┏━━

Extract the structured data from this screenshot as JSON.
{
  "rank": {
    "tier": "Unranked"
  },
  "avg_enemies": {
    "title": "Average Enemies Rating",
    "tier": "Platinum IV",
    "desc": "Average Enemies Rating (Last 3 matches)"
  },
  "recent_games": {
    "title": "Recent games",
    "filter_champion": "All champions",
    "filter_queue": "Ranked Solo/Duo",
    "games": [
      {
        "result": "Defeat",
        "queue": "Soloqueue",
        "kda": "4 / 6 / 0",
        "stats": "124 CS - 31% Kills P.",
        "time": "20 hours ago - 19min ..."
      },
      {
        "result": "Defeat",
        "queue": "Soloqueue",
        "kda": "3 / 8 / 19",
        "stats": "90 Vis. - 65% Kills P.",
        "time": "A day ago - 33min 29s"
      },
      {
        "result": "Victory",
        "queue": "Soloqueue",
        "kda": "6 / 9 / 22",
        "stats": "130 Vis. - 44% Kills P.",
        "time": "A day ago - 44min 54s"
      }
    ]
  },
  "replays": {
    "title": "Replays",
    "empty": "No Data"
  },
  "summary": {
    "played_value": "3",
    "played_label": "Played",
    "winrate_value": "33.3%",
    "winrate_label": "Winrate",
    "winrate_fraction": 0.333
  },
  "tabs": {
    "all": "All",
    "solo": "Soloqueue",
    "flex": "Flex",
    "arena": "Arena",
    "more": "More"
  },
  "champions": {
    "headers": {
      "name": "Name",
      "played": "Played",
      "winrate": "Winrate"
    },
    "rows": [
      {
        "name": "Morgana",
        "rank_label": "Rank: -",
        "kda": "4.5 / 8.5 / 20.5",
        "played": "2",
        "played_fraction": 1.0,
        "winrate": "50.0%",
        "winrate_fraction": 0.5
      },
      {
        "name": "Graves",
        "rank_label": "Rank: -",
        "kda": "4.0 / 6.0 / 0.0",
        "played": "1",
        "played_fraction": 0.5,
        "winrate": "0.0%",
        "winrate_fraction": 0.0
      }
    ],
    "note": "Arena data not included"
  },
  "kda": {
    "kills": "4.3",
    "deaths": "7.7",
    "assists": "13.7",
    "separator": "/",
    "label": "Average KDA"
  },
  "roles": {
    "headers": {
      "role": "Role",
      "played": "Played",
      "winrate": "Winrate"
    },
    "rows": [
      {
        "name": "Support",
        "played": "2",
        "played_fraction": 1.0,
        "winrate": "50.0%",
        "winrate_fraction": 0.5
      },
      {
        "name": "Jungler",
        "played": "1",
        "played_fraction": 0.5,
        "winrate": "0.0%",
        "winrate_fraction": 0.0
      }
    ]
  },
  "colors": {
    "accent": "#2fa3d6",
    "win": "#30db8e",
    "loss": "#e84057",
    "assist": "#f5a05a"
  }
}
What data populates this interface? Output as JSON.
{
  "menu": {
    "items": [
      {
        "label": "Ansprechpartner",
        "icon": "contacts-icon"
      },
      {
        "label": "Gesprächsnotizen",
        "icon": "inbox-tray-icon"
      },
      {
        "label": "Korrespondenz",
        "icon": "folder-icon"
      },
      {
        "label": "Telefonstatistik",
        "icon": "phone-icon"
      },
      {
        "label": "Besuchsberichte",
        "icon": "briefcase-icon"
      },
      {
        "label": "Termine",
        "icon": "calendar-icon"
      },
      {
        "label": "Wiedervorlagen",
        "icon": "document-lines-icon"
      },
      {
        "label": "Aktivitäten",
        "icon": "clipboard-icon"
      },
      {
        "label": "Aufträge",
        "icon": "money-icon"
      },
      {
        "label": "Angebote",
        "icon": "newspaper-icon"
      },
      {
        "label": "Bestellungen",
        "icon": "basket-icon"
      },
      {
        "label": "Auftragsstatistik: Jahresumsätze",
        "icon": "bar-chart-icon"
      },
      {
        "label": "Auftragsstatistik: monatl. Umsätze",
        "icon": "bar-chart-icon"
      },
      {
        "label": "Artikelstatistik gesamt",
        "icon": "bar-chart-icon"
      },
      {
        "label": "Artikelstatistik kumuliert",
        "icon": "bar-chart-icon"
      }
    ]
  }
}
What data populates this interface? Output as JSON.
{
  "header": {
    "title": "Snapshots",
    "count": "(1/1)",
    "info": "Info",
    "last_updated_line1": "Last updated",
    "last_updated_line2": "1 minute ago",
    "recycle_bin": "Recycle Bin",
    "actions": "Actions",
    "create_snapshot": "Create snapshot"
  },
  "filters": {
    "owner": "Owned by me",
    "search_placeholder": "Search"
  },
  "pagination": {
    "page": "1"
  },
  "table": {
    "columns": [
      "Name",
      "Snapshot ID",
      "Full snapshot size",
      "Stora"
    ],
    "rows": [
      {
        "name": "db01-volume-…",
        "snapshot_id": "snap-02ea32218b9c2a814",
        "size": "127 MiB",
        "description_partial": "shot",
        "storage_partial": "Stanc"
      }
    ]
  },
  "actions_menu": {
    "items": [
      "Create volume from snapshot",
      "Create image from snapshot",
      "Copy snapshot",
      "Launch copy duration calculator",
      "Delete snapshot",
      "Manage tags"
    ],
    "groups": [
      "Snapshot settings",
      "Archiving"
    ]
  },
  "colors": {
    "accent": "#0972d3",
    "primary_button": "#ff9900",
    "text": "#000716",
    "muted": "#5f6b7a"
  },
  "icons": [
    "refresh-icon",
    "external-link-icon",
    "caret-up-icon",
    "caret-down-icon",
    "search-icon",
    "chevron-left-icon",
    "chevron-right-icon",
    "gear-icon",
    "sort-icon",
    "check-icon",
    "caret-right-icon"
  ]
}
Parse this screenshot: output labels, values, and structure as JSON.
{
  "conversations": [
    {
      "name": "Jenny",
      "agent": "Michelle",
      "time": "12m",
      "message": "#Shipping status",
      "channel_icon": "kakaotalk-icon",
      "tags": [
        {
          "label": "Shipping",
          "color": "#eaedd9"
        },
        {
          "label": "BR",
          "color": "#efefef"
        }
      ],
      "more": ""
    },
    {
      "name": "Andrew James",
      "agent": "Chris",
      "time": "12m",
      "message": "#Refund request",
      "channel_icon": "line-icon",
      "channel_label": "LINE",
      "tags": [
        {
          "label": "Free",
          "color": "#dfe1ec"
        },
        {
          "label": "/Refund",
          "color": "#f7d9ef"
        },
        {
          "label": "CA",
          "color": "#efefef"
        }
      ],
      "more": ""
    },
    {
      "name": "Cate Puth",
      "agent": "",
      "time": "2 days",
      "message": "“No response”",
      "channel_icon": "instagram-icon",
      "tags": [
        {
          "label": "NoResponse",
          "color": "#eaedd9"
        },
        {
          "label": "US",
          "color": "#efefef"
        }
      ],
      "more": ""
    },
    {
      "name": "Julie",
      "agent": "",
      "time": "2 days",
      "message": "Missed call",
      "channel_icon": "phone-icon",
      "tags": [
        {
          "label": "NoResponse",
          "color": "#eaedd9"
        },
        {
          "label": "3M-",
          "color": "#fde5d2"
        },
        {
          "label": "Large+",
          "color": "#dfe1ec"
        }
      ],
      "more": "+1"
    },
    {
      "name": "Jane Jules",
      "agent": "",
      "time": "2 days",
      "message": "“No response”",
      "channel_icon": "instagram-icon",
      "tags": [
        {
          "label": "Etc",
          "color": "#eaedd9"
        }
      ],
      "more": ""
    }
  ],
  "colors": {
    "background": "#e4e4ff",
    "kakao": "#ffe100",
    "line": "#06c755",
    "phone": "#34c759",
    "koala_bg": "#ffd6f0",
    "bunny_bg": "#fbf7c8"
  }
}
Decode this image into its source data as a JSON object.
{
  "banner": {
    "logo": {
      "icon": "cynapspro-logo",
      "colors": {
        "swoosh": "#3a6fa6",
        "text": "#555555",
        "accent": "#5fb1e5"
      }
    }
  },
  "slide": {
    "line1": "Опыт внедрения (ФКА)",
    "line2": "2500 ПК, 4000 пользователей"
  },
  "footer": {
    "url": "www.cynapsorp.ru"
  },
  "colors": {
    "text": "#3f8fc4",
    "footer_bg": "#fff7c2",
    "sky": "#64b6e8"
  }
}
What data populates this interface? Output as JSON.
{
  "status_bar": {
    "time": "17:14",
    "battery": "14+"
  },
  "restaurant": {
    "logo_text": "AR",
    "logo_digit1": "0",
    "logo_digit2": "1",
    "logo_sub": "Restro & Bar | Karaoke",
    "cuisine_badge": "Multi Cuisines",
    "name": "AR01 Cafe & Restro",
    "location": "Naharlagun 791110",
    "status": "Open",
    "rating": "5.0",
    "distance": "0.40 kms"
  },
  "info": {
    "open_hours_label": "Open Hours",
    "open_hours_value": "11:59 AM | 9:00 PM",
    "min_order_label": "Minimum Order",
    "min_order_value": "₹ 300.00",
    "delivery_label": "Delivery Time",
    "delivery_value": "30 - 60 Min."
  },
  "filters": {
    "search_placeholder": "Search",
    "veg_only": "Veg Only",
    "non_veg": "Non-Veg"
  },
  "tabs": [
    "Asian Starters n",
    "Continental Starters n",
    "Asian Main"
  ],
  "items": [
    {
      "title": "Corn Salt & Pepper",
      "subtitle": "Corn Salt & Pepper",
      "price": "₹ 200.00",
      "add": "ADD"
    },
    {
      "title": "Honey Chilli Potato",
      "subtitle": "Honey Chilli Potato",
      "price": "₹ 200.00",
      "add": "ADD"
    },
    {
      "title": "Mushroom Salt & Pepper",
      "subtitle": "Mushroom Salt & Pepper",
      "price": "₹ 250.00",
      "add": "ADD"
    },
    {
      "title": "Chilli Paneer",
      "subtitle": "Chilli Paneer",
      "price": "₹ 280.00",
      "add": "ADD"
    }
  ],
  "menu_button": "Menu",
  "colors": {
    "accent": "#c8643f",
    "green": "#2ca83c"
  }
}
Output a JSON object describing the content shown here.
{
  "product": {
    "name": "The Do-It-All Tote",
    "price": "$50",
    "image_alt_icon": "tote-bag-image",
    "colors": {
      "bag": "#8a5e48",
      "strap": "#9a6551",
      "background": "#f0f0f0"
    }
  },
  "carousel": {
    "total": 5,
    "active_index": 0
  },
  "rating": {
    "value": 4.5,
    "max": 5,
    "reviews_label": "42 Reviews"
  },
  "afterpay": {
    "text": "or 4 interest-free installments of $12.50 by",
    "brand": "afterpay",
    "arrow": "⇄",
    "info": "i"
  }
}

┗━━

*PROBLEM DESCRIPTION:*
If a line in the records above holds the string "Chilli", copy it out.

*COMPLETED EXERCISE:*
      "title": "Honey Chilli Potato",
      "subtitle": "Honey Chilli Potato",
      "title": "Chilli Paneer",
      "subtitle": "Chilli Paneer",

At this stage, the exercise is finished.